Purpose of Review: Review recent developments pertaining to the epidemiology, molecular pathogenesis, and sequelae of enterotoxigenic Escherichia coli (ETEC) infections in addition to discussion of challenges for vaccinology. Recent Findings: ETEC are a major cause of diarrheal illness in resource poor areas of the world where they contribute to unacceptable morbidity and continued mortality particularly among young children; yet, precise epidemiologic estimates of their contribution to death and chronic disease have been difficult to obtain. Although most pathogenesis studies, and consequently vaccine development have focused intensively on canonical antigens, more recently identified molecules unique to the ETEC pathovar may inform our understanding of ETEC virulence, and the approach to broadly protective vaccines. Summary: ETEC undeniably continue to have a substantial impact on global health; however, further studies are needed to clarify the true impact of these infections, particularly in regions where access to care may be limited. Likewise, our present understanding of the relationship of ETEC infection to non-diarrheal sequelae is presently limited, and additional effort will be required to achieve a mechanistic understanding of these diseases and to fulfill Koch’s postulates on a molecular level. Precise elucidation of the role played by novel virulence factors, the global burden of acute illness, and the contribution of these pathogens and/or their toxins to non-diarrheal morbidity remain important imperatives.
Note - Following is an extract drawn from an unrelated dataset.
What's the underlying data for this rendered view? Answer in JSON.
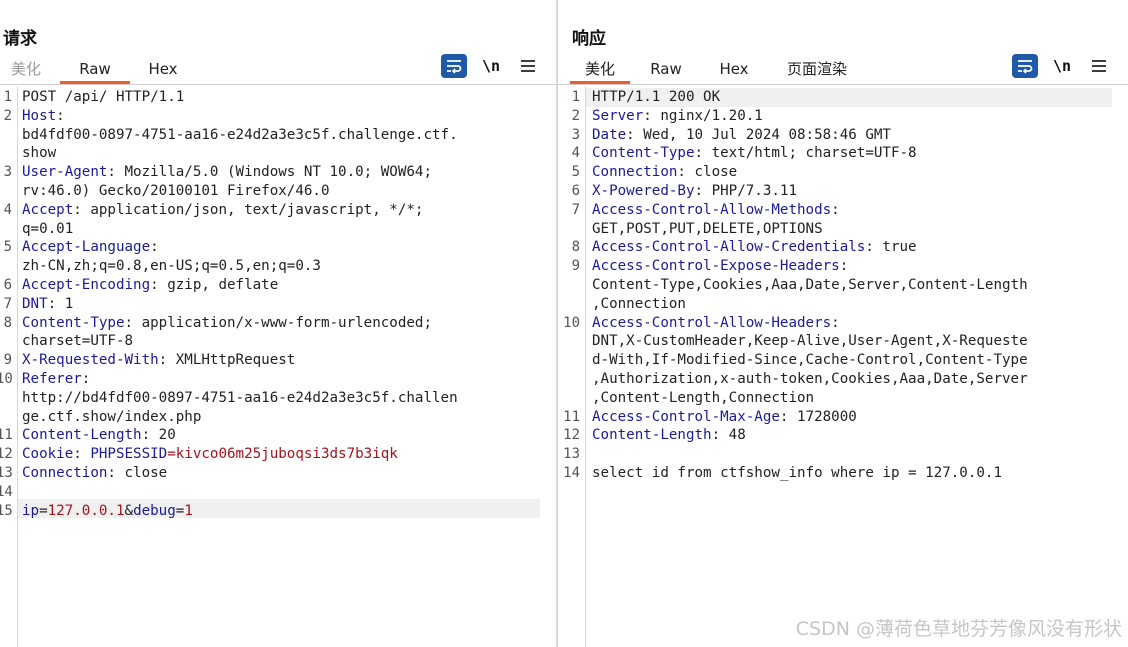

- Enterotoxigenic E. coli (ETEC)
- Environmental enteric dysfunction
- Tropical sprue